contributed by Courtney Carter
My mother and I had the same thumbs. Identical. We could put our hands next to each other, fingers bent, so our thumbs lined up and touched, and they looked like they belonged to the same person, instead of one belonging to the mother and the other to the daughter.
My mother and I had the same smile. Wide, generous, open.
My mother had two daughters, and I have two daughters. We birthed all four babies before 37 weeks. For both of us, on our first labors, our waters broke spontaneously, hours after having a baby shower.
My mother died when I was 21 weeks pregnant with my first daughter.
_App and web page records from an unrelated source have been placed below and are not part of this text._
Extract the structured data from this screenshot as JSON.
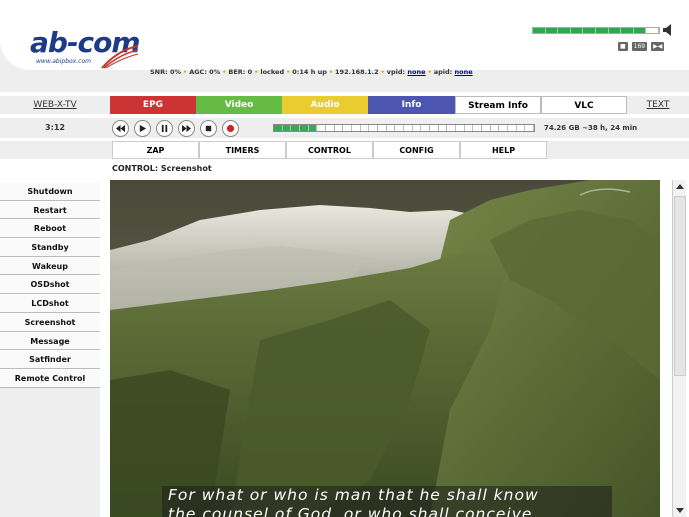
{
  "header": {
    "logo_text": "ab-com",
    "logo_sub": "www.abipbox.com",
    "status": {
      "snr": "SNR: 0%",
      "agc": "AGC: 0%",
      "ber": "BER: 0",
      "lock": "locked",
      "uptime": "0:14 h up",
      "ip": "192.168.1.2",
      "vpid_label": "vpid:",
      "vpid_value": "none",
      "apid_label": "apid:",
      "apid_value": "none"
    },
    "volume_level": 0.85,
    "mini_icons": [
      "16:9",
      "mute",
      "stereo"
    ]
  },
  "menu": {
    "webx": "WEB-X-TV",
    "epg": "EPG",
    "video": "Video",
    "audio": "Audio",
    "info": "Info",
    "stream_info": "Stream Info",
    "vlc": "VLC",
    "text": "TEXT"
  },
  "control": {
    "time": "3:12",
    "buttons": [
      "rewind",
      "play",
      "pause",
      "fast-forward",
      "stop",
      "record"
    ],
    "progress": 0.17,
    "disk": "74.26 GB ~38 h, 24 min"
  },
  "submenu": {
    "zap": "ZAP",
    "timers": "TIMERS",
    "control": "CONTROL",
    "config": "CONFIG",
    "help": "HELP"
  },
  "page_title": "CONTROL: Screenshot",
  "sidebar": {
    "items": [
      {
        "label": "Shutdown"
      },
      {
        "label": "Restart"
      },
      {
        "label": "Reboot"
      },
      {
        "label": "Standby"
      },
      {
        "label": "Wakeup"
      },
      {
        "label": "OSDshot"
      },
      {
        "label": "LCDshot"
      },
      {
        "label": "Screenshot"
      },
      {
        "label": "Message"
      },
      {
        "label": "Satfinder"
      },
      {
        "label": "Remote Control"
      }
    ]
  },
  "screenshot": {
    "subtitle_line1": "For what or who is man that he shall know",
    "subtitle_line2": "the counsel of God, or who shall conceive"
  },
  "colors": {
    "accent": "#1d3b86",
    "epg": "#cc3333",
    "video": "#66bb44",
    "audio": "#e8cc30",
    "info": "#4c55b0"
  }
}
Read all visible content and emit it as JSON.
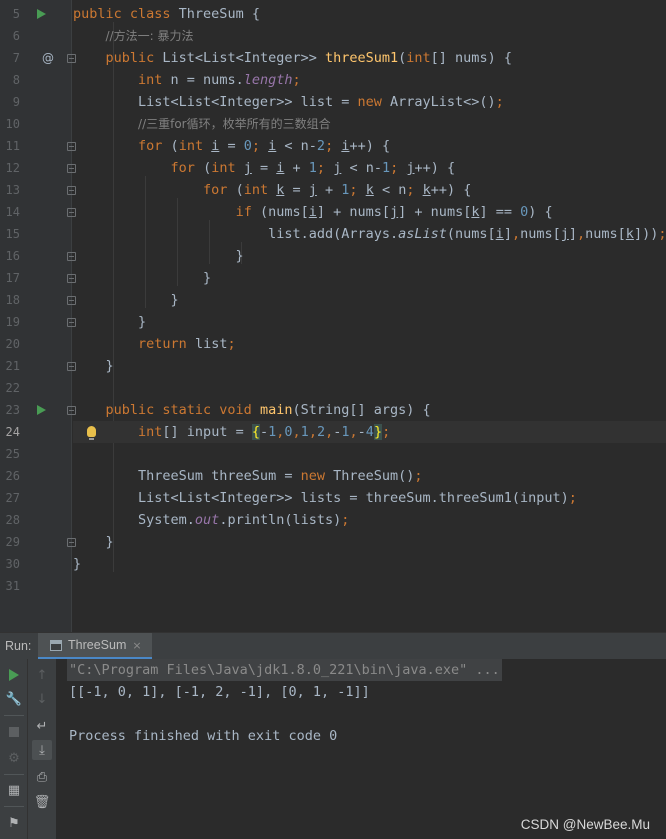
{
  "editor": {
    "line_numbers": [
      "5",
      "6",
      "7",
      "8",
      "9",
      "10",
      "11",
      "12",
      "13",
      "14",
      "15",
      "16",
      "17",
      "18",
      "19",
      "20",
      "21",
      "22",
      "23",
      "24",
      "25",
      "26",
      "27",
      "28",
      "29",
      "30",
      "31"
    ],
    "current_line": "24",
    "comments": {
      "method1": "//方法一: 暴力法",
      "triple_loop": "//三重for循环，枚举所有的三数组合"
    },
    "identifiers": {
      "class_name": "ThreeSum",
      "method_name": "threeSum1",
      "main_name": "main"
    }
  },
  "run_panel": {
    "label": "Run:",
    "tab_label": "ThreeSum",
    "close_glyph": "×"
  },
  "console": {
    "command": "\"C:\\Program Files\\Java\\jdk1.8.0_221\\bin\\java.exe\" ...",
    "output": "[[-1, 0, 1], [-1, 2, -1], [0, 1, -1]]",
    "exit_message": "Process finished with exit code 0"
  },
  "watermark": "CSDN @NewBee.Mu",
  "colors": {
    "keyword": "#cc7832",
    "number": "#6897bb",
    "method": "#ffc66d",
    "comment": "#808080",
    "static_field": "#9876aa",
    "run_green": "#499c54",
    "tab_underline": "#4a88c7"
  }
}
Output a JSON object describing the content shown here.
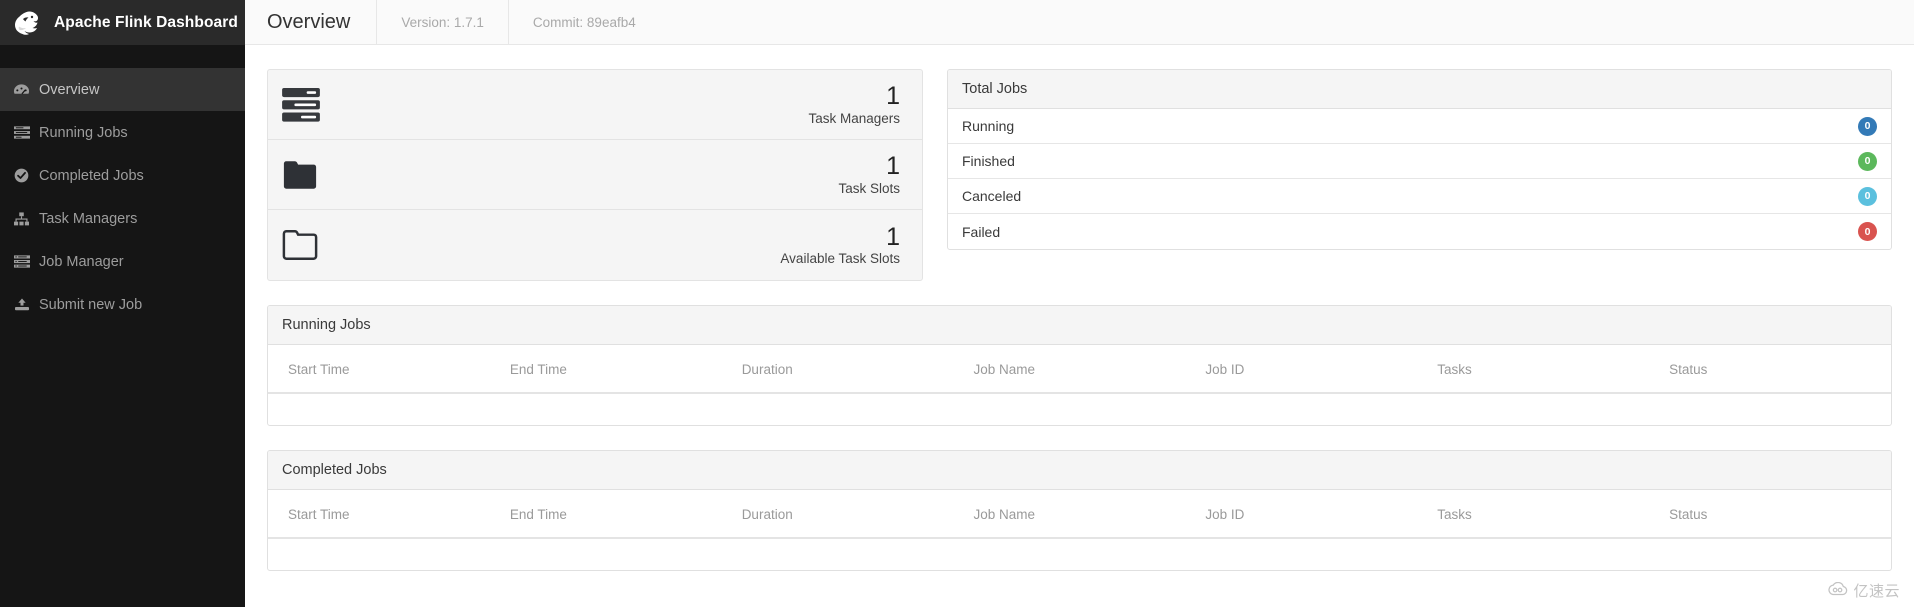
{
  "sidebar": {
    "brand": {
      "title": "Apache Flink Dashboard",
      "logo_icon": "flink-squirrel-icon"
    },
    "items": [
      {
        "label": "Overview",
        "icon": "dashboard-icon",
        "active": true
      },
      {
        "label": "Running Jobs",
        "icon": "list-running-icon",
        "active": false
      },
      {
        "label": "Completed Jobs",
        "icon": "check-circle-icon",
        "active": false
      },
      {
        "label": "Task Managers",
        "icon": "sitemap-icon",
        "active": false
      },
      {
        "label": "Job Manager",
        "icon": "server-list-icon",
        "active": false
      },
      {
        "label": "Submit new Job",
        "icon": "upload-icon",
        "active": false
      }
    ]
  },
  "topbar": {
    "title": "Overview",
    "version": "Version: 1.7.1",
    "commit": "Commit: 89eafb4"
  },
  "stats": [
    {
      "icon": "server-stack-icon",
      "value": "1",
      "label": "Task Managers"
    },
    {
      "icon": "folder-filled-icon",
      "value": "1",
      "label": "Task Slots"
    },
    {
      "icon": "folder-open-icon",
      "value": "1",
      "label": "Available Task Slots"
    }
  ],
  "total_jobs": {
    "title": "Total Jobs",
    "rows": [
      {
        "label": "Running",
        "count": "0",
        "color": "#337ab7"
      },
      {
        "label": "Finished",
        "count": "0",
        "color": "#5cb85c"
      },
      {
        "label": "Canceled",
        "count": "0",
        "color": "#5bc0de"
      },
      {
        "label": "Failed",
        "count": "0",
        "color": "#d9534f"
      }
    ]
  },
  "running_jobs": {
    "title": "Running Jobs",
    "columns": [
      "Start Time",
      "End Time",
      "Duration",
      "Job Name",
      "Job ID",
      "Tasks",
      "Status"
    ],
    "rows": []
  },
  "completed_jobs": {
    "title": "Completed Jobs",
    "columns": [
      "Start Time",
      "End Time",
      "Duration",
      "Job Name",
      "Job ID",
      "Tasks",
      "Status"
    ],
    "rows": []
  },
  "watermark": {
    "text": "亿速云",
    "icon": "cloud-icon"
  }
}
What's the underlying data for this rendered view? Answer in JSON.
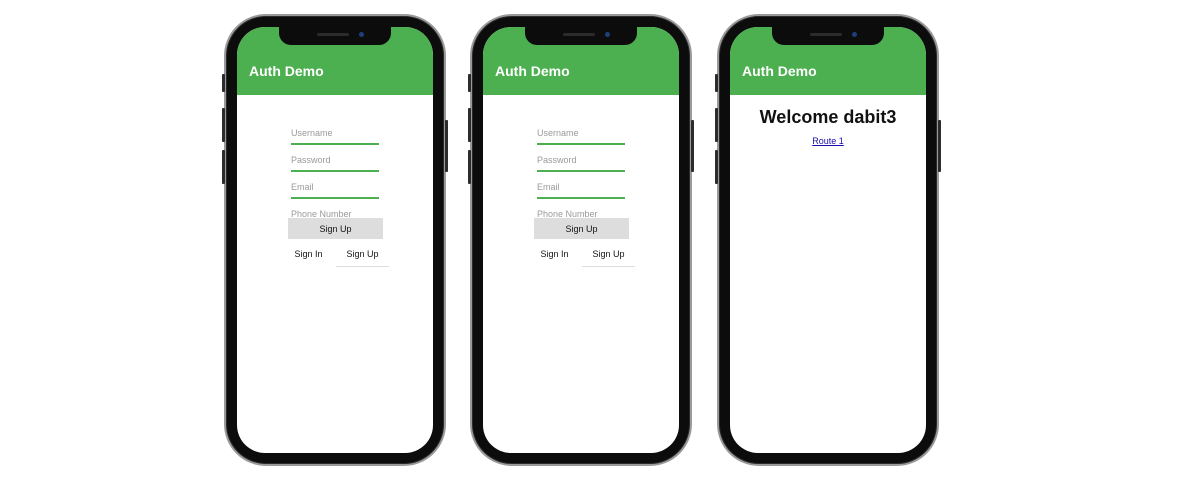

She died from alcoholism. It was, perhaps, a long time coming, but we did not expect it. I was in the middle of moving to a new apartment. It was September first.
We had found out we were having a girl ten days before my mom died. We had a gender-reveal party, but when I called to check on her, I could tell she had been drinking, and so I disinvited her. Even still, later that evening, I called to tell her she would be having a granddaughter. “A girl!” she exclaimed. She had wanted girls herself. And she had wanted me to have a girl. Really, just a healthy baby, she said, but I knew we were both excited about a daughter.
The next morning, I called my mom on the phone on the way to brunch with friends. We talked about our mutual excitement. I told her I would come by later that weekend with some of the cake with the pink icing on the inside. But I didn’t make it over to her house that weekend. That phone call, cut short by being in the car, was the last time we talked. She left me a voicemail later that morning. Into the phone, she cooed, “My girls…”
Three and a half months later, on a Sunday night, my water broke. My due date wasn’t for another three and a half weeks. But because this was the same way my own birth had started, and the same way my sister’s birth had started, I wasn’t scared by those facts. My mom’s retelling of her birth stories over the years normalized these things for me. I had wanted a drug-free birth like my mom had done for both of her deliveries. But after 31 hours stuck at 1.5 centimeters, the midwives discovered my baby had turned breech sometime during labor. I had a cesarean. My mom loomed during those 31 hours. But I was so anxious and unsure about being in labor, about how to face her during that time. I just avoided it. The loss was still so new. My grief was so new, it didn’t even feel like grief yet. And then, my labor ended up being entirely out of my hands, and I felt disappointed. Like I had let her down. I had wanted to honor her with my labor, and I ended up totally helpless.
But when I finally got to see my daughter, I was immediately in love. She cried, and I cried. She had a head full of dark hair. She looked like me. I imagined my mom felt the same way when I was born. She had pushed for two hours with me. I had a cone-head. I was jaundiced. “I had never seen anything more beautiful,” she would tell me. “You were perfect.”
Never one to shy from a challenge, when I was pregnant with my second daughter almost three years later, I was planning a drug-free VBAC. My labor was again moving slowly, contractions coming and then disappearing before any rhythm developed. I was discouraged. Our doula, who had been at our first daughter’s birth, came over to give me some encouragement. We tried some things, and she jump-started my labor. Things started moving along. But I started to feel this anxiety again. There was something I needed to say. I feared that, if I didn’t say it, I would be emotionally blocked up and unable to birth my daughter. But I was scared to even let the words out. Again, my mom loomed, but it was so hard to acknowledge it out loud. I reached deep down inside myself to find some courage. “I miss my mom,” I said. And then I cried. My daughter was born less than two hours later. The midwife passed her to me, and I held her to my chest, and I felt pride, and relief, and love. She, too, was perfect to me.
My daughters’ middle names are my mom’s first and middle names. I see my mom in each of them, and in me. My girls, my girls, my girls.